● **Problem details**: The entire set of lines below should be copied exactly.

● **Source material**:
★ ★ ★ ★
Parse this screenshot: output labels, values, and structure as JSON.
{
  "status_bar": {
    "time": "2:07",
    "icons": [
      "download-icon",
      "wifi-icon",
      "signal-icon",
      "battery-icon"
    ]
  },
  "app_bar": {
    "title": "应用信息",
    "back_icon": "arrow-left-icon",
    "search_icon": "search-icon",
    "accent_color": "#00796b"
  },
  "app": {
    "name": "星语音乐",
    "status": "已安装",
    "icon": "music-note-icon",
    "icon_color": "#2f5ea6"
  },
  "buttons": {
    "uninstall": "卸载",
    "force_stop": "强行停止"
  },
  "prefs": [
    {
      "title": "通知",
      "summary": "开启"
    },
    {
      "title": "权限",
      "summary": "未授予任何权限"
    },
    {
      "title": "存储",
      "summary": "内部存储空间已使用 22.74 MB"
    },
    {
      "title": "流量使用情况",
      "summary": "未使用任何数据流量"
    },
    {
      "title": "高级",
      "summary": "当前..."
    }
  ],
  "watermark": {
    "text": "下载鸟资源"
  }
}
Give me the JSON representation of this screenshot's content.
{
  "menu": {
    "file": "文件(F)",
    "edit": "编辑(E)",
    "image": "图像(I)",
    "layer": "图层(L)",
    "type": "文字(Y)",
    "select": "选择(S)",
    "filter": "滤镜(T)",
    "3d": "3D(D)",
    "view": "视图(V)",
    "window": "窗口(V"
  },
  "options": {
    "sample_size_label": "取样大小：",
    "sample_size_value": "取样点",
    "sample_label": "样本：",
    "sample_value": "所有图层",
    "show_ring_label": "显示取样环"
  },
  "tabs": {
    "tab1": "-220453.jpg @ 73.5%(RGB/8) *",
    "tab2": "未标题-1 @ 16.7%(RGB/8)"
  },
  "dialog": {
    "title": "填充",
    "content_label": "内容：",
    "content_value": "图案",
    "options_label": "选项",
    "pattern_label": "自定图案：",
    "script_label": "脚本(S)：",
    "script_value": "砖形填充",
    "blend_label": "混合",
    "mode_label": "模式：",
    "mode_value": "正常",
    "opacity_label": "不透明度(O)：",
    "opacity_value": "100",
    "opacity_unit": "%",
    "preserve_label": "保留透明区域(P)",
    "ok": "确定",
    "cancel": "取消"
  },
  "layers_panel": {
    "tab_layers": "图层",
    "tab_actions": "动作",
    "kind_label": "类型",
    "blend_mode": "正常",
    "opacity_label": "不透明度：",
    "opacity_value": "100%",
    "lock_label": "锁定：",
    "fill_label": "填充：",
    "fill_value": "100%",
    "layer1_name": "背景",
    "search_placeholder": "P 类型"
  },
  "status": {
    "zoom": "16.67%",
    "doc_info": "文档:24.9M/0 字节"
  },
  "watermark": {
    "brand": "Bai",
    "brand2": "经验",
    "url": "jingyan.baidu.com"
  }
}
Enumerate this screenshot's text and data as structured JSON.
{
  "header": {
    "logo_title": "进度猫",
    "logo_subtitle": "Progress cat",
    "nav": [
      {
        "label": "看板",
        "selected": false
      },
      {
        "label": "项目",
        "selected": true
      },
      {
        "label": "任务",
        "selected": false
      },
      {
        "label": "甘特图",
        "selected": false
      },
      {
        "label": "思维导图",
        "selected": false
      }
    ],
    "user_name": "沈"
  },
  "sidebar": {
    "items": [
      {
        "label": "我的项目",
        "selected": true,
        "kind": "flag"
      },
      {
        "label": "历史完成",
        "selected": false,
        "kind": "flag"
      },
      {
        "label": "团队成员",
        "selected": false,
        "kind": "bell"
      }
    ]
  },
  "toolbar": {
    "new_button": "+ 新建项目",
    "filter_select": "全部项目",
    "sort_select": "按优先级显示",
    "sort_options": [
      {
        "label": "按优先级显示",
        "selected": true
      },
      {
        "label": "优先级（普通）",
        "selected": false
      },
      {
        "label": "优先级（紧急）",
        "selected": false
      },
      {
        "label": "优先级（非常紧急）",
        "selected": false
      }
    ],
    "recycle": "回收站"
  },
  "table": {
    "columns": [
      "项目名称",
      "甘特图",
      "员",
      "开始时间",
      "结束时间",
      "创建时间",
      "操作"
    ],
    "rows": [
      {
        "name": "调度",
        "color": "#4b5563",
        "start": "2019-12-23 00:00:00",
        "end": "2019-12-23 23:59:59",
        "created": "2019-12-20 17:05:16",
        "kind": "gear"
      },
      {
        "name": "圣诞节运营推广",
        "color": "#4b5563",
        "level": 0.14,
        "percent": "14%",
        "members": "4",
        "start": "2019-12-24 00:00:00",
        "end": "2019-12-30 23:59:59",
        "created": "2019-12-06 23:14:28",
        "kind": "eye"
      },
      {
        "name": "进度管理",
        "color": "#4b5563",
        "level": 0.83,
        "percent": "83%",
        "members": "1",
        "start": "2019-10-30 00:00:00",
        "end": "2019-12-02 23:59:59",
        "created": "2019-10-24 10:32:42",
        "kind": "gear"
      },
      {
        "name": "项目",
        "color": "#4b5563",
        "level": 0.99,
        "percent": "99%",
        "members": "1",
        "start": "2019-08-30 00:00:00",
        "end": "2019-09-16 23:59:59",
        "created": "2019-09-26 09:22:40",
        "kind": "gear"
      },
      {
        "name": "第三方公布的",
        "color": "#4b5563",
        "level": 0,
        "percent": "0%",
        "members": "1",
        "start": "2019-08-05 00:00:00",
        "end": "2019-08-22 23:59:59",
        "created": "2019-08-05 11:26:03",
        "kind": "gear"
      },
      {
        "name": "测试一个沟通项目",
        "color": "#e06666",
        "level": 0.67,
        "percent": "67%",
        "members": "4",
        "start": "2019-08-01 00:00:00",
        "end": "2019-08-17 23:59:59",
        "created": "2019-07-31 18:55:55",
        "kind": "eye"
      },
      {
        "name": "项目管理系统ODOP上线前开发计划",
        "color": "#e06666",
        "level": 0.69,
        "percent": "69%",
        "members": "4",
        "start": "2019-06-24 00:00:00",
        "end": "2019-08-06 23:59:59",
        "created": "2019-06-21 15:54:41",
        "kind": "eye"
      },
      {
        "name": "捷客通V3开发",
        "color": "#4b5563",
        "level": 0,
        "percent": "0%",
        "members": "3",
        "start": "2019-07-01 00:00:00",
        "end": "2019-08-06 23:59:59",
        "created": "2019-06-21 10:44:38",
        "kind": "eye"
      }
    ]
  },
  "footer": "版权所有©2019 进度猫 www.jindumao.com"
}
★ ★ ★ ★
● **Exercise result**:
Parse this screenshot: output labels, values, and structure as JSON.
{
  "status_bar": {
    "time": "2:07",
    "icons": [
      "download-icon",
      "wifi-icon",
      "signal-icon",
      "battery-icon"
    ]
  },
  "app_bar": {
    "title": "应用信息",
    "back_icon": "arrow-left-icon",
    "search_icon": "search-icon",
    "accent_color": "#00796b"
  },
  "app": {
    "name": "星语音乐",
    "status": "已安装",
    "icon": "music-note-icon",
    "icon_color": "#2f5ea6"
  },
  "buttons": {
    "uninstall": "卸载",
    "force_stop": "强行停止"
  },
  "prefs": [
    {
      "title": "通知",
      "summary": "开启"
    },
    {
      "title": "权限",
      "summary": "未授予任何权限"
    },
    {
      "title": "存储",
      "summary": "内部存储空间已使用 22.74 MB"
    },
    {
      "title": "流量使用情况",
      "summary": "未使用任何数据流量"
    },
    {
      "title": "高级",
      "summary": "当前..."
    }
  ],
  "watermark": {
    "text": "下载鸟资源"
  }
}
Give me the JSON representation of this screenshot's content.
{
  "menu": {
    "file": "文件(F)",
    "edit": "编辑(E)",
    "image": "图像(I)",
    "layer": "图层(L)",
    "type": "文字(Y)",
    "select": "选择(S)",
    "filter": "滤镜(T)",
    "3d": "3D(D)",
    "view": "视图(V)",
    "window": "窗口(V"
  },
  "options": {
    "sample_size_label": "取样大小：",
    "sample_size_value": "取样点",
    "sample_label": "样本：",
    "sample_value": "所有图层",
    "show_ring_label": "显示取样环"
  },
  "tabs": {
    "tab1": "-220453.jpg @ 73.5%(RGB/8) *",
    "tab2": "未标题-1 @ 16.7%(RGB/8)"
  },
  "dialog": {
    "title": "填充",
    "content_label": "内容：",
    "content_value": "图案",
    "options_label": "选项",
    "pattern_label": "自定图案：",
    "script_label": "脚本(S)：",
    "script_value": "砖形填充",
    "blend_label": "混合",
    "mode_label": "模式：",
    "mode_value": "正常",
    "opacity_label": "不透明度(O)：",
    "opacity_value": "100",
    "opacity_unit": "%",
    "preserve_label": "保留透明区域(P)",
    "ok": "确定",
    "cancel": "取消"
  },
  "layers_panel": {
    "tab_layers": "图层",
    "tab_actions": "动作",
    "kind_label": "类型",
    "blend_mode": "正常",
    "opacity_label": "不透明度：",
    "opacity_value": "100%",
    "lock_label": "锁定：",
    "fill_label": "填充：",
    "fill_value": "100%",
    "layer1_name": "背景",
    "search_placeholder": "P 类型"
  },
  "status": {
    "zoom": "16.67%",
    "doc_info": "文档:24.9M/0 字节"
  },
  "watermark": {
    "brand": "Bai",
    "brand2": "经验",
    "url": "jingyan.baidu.com"
  }
}
Enumerate this screenshot's text and data as structured JSON.
{
  "header": {
    "logo_title": "进度猫",
    "logo_subtitle": "Progress cat",
    "nav": [
      {
        "label": "看板",
        "selected": false
      },
      {
        "label": "项目",
        "selected": true
      },
      {
        "label": "任务",
        "selected": false
      },
      {
        "label": "甘特图",
        "selected": false
      },
      {
        "label": "思维导图",
        "selected": false
      }
    ],
    "user_name": "沈"
  },
  "sidebar": {
    "items": [
      {
        "label": "我的项目",
        "selected": true,
        "kind": "flag"
      },
      {
        "label": "历史完成",
        "selected": false,
        "kind": "flag"
      },
      {
        "label": "团队成员",
        "selected": false,
        "kind": "bell"
      }
    ]
  },
  "toolbar": {
    "new_button": "+ 新建项目",
    "filter_select": "全部项目",
    "sort_select": "按优先级显示",
    "sort_options": [
      {
        "label": "按优先级显示",
        "selected": true
      },
      {
        "label": "优先级（普通）",
        "selected": false
      },
      {
        "label": "优先级（紧急）",
        "selected": false
      },
      {
        "label": "优先级（非常紧急）",
        "selected": false
      }
    ],
    "recycle": "回收站"
  },
  "table": {
    "columns": [
      "项目名称",
      "甘特图",
      "员",
      "开始时间",
      "结束时间",
      "创建时间",
      "操作"
    ],
    "rows": [
      {
        "name": "调度",
        "color": "#4b5563",
        "start": "2019-12-23 00:00:00",
        "end": "2019-12-23 23:59:59",
        "created": "2019-12-20 17:05:16",
        "kind": "gear"
      },
      {
        "name": "圣诞节运营推广",
        "color": "#4b5563",
        "level": 0.14,
        "percent": "14%",
        "members": "4",
        "start": "2019-12-24 00:00:00",
        "end": "2019-12-30 23:59:59",
        "created": "2019-12-06 23:14:28",
        "kind": "eye"
      },
      {
        "name": "进度管理",
        "color": "#4b5563",
        "level": 0.83,
        "percent": "83%",
        "members": "1",
        "start": "2019-10-30 00:00:00",
        "end": "2019-12-02 23:59:59",
        "created": "2019-10-24 10:32:42",
        "kind": "gear"
      },
      {
        "name": "项目",
        "color": "#4b5563",
        "level": 0.99,
        "percent": "99%",
        "members": "1",
        "start": "2019-08-30 00:00:00",
        "end": "2019-09-16 23:59:59",
        "created": "2019-09-26 09:22:40",
        "kind": "gear"
      },
      {
        "name": "第三方公布的",
        "color": "#4b5563",
        "level": 0,
        "percent": "0%",
        "members": "1",
        "start": "2019-08-05 00:00:00",
        "end": "2019-08-22 23:59:59",
        "created": "2019-08-05 11:26:03",
        "kind": "gear"
      },
      {
        "name": "测试一个沟通项目",
        "color": "#e06666",
        "level": 0.67,
        "percent": "67%",
        "members": "4",
        "start": "2019-08-01 00:00:00",
        "end": "2019-08-17 23:59:59",
        "created": "2019-07-31 18:55:55",
        "kind": "eye"
      },
      {
        "name": "项目管理系统ODOP上线前开发计划",
        "color": "#e06666",
        "level": 0.69,
        "percent": "69%",
        "members": "4",
        "start": "2019-06-24 00:00:00",
        "end": "2019-08-06 23:59:59",
        "created": "2019-06-21 15:54:41",
        "kind": "eye"
      },
      {
        "name": "捷客通V3开发",
        "color": "#4b5563",
        "level": 0,
        "percent": "0%",
        "members": "3",
        "start": "2019-07-01 00:00:00",
        "end": "2019-08-06 23:59:59",
        "created": "2019-06-21 10:44:38",
        "kind": "eye"
      }
    ]
  },
  "footer": "版权所有©2019 进度猫 www.jindumao.com"
}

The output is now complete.